--- Material for this exercise ---
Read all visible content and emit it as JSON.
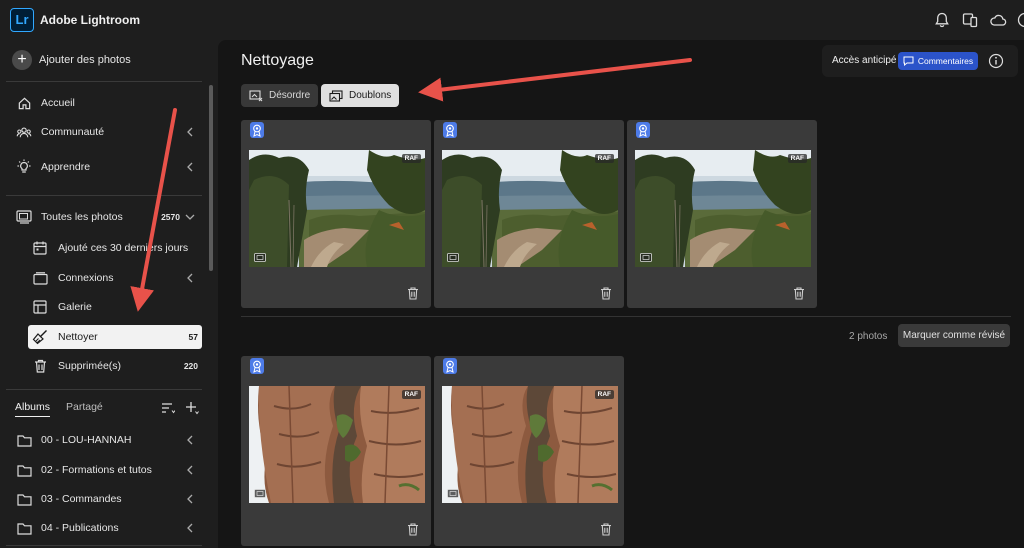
{
  "app": {
    "logo": "Lr",
    "title": "Adobe Lightroom"
  },
  "topbar_icons": [
    "bell-icon",
    "devices-icon",
    "cloud-icon",
    "help-icon"
  ],
  "sidebar": {
    "add_photos": "Ajouter des photos",
    "nav": [
      {
        "label": "Accueil",
        "icon": "home-icon"
      },
      {
        "label": "Communauté",
        "icon": "community-icon"
      },
      {
        "label": "Apprendre",
        "icon": "bulb-icon"
      }
    ],
    "all_photos": {
      "label": "Toutes les photos",
      "count": "2570"
    },
    "sub": [
      {
        "label": "Ajouté ces 30 derniers jours",
        "icon": "calendar-icon"
      },
      {
        "label": "Connexions",
        "icon": "connections-icon"
      },
      {
        "label": "Galerie",
        "icon": "gallery-icon"
      },
      {
        "label": "Nettoyer",
        "icon": "broom-icon",
        "count": "57"
      },
      {
        "label": "Supprimée(s)",
        "icon": "trash-icon",
        "count": "220"
      }
    ],
    "tabs": {
      "albums": "Albums",
      "shared": "Partagé"
    },
    "albums": [
      {
        "label": "00 - LOU-HANNAH"
      },
      {
        "label": "02 - Formations et tutos"
      },
      {
        "label": "03 - Commandes"
      },
      {
        "label": "04 - Publications"
      }
    ]
  },
  "main": {
    "title": "Nettoyage",
    "filters": {
      "clutter": "Désordre",
      "duplicates": "Doublons"
    },
    "early_access": {
      "label": "Accès anticipé",
      "comments": "Commentaires"
    },
    "groups": [
      {
        "photos": [
          {
            "format": "RAF"
          },
          {
            "format": "RAF"
          },
          {
            "format": "RAF"
          }
        ]
      },
      {
        "count_label": "2 photos",
        "action": "Marquer comme révisé",
        "photos": [
          {
            "format": "RAF"
          },
          {
            "format": "RAF"
          }
        ]
      }
    ]
  },
  "colors": {
    "accent_blue": "#2b53c9",
    "badge_blue": "#4d7be8",
    "annotation_arrow": "#e8524a",
    "logo_blue": "#31a8ff"
  }
}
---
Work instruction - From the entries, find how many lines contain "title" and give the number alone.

Result - 2